### EXERCISE BRIEF
Copy all lines containing the string "Memory" from the records below.

[Items from a data source]

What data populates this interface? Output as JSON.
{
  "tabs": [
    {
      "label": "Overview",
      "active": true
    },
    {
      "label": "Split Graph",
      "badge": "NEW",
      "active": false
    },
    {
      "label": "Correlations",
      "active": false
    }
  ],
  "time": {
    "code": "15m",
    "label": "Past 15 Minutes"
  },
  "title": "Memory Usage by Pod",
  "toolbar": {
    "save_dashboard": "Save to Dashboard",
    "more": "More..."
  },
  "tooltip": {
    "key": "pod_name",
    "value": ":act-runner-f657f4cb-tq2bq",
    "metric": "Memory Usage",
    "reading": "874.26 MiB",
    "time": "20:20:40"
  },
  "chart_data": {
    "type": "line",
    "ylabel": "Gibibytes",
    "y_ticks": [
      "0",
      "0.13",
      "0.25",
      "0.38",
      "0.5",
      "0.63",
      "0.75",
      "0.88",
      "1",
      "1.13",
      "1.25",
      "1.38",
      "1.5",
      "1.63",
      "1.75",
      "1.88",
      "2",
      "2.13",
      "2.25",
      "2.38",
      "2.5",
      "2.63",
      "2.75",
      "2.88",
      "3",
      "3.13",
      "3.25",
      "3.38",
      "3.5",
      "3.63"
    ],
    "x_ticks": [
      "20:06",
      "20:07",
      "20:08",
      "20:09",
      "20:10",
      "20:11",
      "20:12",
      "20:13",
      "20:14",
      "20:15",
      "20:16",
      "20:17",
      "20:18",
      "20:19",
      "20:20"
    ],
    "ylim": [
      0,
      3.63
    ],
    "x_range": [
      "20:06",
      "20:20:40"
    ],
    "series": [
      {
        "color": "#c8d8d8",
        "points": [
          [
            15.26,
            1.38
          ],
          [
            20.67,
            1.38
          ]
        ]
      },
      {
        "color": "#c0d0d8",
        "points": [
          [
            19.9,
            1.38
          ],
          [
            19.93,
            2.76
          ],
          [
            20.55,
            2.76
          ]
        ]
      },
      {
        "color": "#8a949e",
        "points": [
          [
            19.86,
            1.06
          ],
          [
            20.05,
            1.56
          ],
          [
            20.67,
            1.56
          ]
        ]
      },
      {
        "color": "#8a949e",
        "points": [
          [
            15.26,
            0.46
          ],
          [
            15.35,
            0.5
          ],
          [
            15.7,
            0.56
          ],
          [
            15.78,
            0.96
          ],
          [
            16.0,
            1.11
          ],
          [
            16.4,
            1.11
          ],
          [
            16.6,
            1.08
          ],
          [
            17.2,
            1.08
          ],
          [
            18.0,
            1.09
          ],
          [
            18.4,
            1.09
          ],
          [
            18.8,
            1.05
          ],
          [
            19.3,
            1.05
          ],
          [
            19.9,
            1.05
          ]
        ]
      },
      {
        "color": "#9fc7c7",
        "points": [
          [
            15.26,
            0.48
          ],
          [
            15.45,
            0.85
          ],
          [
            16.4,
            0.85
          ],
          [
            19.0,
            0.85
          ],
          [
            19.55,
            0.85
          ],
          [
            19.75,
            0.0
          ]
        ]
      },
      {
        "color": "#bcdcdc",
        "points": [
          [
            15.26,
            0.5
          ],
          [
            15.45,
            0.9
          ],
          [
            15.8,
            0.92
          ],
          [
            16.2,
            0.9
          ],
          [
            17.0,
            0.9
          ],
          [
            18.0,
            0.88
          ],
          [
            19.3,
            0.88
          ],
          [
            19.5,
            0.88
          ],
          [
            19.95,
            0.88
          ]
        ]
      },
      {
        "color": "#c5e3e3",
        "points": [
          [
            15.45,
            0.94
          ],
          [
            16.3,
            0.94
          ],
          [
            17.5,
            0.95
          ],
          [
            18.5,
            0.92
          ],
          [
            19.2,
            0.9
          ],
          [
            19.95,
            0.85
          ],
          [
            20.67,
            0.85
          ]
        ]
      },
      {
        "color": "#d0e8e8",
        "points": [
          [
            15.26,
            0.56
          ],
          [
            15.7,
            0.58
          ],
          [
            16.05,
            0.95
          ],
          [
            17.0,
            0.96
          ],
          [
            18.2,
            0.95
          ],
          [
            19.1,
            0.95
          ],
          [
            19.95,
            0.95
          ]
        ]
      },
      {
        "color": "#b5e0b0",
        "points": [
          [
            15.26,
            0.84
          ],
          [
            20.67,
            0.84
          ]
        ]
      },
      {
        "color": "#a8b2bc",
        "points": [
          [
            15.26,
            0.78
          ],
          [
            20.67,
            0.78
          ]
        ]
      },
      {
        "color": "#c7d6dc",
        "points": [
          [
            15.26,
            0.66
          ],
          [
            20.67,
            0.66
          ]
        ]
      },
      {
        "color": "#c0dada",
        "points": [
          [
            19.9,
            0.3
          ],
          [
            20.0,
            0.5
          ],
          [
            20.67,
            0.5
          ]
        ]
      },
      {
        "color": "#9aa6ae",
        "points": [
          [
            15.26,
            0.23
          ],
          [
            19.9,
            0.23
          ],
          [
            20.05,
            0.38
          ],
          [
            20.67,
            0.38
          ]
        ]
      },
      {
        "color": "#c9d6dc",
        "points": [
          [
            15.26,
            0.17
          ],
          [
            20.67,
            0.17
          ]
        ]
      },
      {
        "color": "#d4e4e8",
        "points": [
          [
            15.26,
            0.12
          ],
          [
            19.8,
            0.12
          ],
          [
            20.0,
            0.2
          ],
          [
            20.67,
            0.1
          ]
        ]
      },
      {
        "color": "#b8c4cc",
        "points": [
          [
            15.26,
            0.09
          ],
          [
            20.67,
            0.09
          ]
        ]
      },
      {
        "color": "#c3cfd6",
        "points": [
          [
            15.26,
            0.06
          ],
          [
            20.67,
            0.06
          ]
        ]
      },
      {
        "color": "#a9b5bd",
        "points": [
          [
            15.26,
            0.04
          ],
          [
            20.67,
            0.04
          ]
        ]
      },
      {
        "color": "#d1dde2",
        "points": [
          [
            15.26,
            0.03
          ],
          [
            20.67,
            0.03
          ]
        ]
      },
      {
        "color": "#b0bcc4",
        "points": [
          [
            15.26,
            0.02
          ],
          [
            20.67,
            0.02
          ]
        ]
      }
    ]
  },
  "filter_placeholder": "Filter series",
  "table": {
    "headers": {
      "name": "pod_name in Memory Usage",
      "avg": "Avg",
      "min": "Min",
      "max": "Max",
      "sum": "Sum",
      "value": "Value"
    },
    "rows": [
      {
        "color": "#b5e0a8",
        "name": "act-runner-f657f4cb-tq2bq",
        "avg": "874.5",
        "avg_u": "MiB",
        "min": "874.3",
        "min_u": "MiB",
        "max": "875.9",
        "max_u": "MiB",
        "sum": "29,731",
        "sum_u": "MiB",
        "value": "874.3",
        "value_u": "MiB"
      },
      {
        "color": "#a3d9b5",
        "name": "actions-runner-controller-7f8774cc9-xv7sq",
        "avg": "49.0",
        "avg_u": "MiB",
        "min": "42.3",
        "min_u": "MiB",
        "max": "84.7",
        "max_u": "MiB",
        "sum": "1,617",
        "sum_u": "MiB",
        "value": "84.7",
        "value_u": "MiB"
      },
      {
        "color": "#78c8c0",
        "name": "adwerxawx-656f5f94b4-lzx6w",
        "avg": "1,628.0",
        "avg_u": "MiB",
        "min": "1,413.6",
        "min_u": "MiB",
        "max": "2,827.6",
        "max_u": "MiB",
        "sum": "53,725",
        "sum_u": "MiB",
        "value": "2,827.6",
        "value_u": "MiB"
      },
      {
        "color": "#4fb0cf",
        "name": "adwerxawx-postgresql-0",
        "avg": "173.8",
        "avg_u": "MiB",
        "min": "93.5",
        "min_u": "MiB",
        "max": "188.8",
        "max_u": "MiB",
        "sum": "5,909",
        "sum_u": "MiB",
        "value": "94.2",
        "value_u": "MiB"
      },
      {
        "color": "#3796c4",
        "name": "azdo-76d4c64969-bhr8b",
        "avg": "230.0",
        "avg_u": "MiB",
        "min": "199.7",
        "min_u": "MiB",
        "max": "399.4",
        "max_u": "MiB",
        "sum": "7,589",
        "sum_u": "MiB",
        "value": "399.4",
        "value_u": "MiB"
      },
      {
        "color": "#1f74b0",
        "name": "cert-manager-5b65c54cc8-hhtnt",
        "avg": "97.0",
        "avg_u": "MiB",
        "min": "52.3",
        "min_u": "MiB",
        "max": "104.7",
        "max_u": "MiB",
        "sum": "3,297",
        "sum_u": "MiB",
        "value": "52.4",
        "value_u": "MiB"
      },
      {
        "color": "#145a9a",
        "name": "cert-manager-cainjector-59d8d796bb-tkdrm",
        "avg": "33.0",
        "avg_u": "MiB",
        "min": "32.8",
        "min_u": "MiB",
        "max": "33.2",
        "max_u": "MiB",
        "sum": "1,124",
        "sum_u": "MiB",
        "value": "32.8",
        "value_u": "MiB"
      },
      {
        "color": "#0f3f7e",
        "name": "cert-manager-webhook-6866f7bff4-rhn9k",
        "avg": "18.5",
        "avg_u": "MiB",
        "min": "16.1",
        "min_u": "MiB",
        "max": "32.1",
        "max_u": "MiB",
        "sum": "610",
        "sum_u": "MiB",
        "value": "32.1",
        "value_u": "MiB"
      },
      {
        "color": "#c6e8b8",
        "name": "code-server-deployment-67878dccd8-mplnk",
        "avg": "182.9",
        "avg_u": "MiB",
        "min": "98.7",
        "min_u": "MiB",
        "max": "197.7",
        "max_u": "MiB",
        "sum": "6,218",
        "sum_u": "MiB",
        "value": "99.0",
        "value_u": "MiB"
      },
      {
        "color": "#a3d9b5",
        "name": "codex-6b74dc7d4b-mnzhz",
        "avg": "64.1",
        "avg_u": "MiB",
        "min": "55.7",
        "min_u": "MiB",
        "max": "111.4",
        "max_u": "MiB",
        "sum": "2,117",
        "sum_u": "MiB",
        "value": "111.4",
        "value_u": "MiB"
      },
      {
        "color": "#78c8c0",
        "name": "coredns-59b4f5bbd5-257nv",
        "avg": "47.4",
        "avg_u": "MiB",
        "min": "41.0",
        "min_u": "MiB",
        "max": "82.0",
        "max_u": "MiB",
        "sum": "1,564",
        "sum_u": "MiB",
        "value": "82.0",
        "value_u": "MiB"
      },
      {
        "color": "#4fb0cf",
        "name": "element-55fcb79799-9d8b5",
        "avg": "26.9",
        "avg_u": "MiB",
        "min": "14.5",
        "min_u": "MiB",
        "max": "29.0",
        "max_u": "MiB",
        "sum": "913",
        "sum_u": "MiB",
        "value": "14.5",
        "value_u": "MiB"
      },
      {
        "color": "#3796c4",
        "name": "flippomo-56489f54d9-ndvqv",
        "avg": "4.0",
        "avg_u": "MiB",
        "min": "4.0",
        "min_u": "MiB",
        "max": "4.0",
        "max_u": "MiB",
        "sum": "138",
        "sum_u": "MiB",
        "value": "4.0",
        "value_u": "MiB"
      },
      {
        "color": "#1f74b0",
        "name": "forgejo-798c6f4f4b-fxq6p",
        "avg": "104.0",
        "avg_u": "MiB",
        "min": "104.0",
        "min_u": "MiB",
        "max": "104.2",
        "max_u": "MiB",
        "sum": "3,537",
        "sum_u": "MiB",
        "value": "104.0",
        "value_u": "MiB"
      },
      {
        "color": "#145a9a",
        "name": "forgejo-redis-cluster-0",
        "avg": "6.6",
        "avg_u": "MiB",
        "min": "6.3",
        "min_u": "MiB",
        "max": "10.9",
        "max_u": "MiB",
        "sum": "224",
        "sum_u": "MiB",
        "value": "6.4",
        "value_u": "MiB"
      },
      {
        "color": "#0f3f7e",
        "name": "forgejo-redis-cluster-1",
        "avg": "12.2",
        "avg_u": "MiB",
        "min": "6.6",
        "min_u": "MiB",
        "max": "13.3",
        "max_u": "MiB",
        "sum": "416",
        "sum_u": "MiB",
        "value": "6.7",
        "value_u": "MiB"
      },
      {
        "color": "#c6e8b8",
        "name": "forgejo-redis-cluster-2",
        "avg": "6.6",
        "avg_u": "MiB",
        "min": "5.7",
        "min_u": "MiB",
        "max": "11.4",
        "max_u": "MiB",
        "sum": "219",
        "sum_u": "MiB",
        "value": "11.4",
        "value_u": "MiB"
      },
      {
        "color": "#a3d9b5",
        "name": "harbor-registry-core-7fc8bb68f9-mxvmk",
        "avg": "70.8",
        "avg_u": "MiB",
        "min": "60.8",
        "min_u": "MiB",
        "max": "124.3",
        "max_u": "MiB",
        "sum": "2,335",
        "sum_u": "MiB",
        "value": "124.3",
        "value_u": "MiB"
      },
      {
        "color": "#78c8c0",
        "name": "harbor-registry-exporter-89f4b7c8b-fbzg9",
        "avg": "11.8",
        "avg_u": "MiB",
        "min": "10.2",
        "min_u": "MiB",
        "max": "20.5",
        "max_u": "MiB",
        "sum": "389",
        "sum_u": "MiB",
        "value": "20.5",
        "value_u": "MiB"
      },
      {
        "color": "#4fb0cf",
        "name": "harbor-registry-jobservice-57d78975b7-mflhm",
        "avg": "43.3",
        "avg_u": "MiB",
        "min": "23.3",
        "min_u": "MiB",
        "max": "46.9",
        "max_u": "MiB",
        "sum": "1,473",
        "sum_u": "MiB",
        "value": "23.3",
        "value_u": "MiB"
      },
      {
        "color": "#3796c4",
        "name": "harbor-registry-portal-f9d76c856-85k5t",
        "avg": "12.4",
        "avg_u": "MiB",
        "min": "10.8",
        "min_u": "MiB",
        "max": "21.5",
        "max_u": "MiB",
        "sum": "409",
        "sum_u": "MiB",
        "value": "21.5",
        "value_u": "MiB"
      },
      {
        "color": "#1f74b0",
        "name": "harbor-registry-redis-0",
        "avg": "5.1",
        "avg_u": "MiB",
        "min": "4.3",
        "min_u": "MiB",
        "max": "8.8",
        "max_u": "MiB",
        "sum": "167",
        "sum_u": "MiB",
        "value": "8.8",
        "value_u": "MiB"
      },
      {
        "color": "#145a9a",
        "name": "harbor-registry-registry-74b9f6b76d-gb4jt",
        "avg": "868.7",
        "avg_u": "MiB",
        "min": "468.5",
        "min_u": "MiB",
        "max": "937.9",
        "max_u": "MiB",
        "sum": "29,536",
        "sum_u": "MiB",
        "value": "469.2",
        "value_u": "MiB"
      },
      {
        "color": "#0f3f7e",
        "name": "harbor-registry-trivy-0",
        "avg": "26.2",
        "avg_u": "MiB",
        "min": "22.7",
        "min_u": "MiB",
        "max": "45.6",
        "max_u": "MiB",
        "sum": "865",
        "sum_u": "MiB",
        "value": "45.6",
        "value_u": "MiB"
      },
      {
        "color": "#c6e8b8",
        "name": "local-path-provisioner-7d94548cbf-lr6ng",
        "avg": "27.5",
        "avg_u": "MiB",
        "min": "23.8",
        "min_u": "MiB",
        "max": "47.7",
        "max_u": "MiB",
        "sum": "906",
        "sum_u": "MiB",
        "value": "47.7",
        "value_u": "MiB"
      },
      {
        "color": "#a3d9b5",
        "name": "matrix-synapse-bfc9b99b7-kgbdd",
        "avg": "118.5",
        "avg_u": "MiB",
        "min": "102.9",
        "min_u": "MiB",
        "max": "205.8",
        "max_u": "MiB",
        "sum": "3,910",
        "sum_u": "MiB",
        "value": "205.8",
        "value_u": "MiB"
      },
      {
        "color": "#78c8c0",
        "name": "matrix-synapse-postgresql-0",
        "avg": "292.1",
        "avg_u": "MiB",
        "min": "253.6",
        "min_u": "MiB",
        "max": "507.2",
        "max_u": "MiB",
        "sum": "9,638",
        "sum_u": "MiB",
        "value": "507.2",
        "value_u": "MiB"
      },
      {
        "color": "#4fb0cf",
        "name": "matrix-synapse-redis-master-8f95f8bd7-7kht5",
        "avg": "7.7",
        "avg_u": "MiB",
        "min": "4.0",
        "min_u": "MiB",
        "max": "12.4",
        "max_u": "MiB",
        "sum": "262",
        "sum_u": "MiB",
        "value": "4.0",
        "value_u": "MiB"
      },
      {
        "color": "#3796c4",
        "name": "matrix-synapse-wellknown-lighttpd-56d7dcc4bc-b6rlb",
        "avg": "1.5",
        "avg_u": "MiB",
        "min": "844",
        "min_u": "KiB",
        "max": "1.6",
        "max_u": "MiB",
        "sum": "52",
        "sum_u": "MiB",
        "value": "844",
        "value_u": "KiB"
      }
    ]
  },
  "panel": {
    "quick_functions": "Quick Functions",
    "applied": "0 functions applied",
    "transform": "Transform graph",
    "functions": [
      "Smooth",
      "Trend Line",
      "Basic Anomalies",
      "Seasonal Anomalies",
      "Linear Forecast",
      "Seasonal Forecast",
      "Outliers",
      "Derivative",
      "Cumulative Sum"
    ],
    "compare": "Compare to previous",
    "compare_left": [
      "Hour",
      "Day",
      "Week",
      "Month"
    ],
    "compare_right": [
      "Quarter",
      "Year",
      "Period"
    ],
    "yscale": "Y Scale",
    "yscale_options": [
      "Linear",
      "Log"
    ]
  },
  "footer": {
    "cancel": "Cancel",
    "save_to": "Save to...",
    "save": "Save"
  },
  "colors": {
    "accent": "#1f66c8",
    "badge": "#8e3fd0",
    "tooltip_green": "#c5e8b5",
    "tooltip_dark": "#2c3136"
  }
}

### RESPONSE BELOW
  "title": "Memory Usage by Pod",
    "metric": "Memory Usage",
      "name": "pod_name in Memory Usage",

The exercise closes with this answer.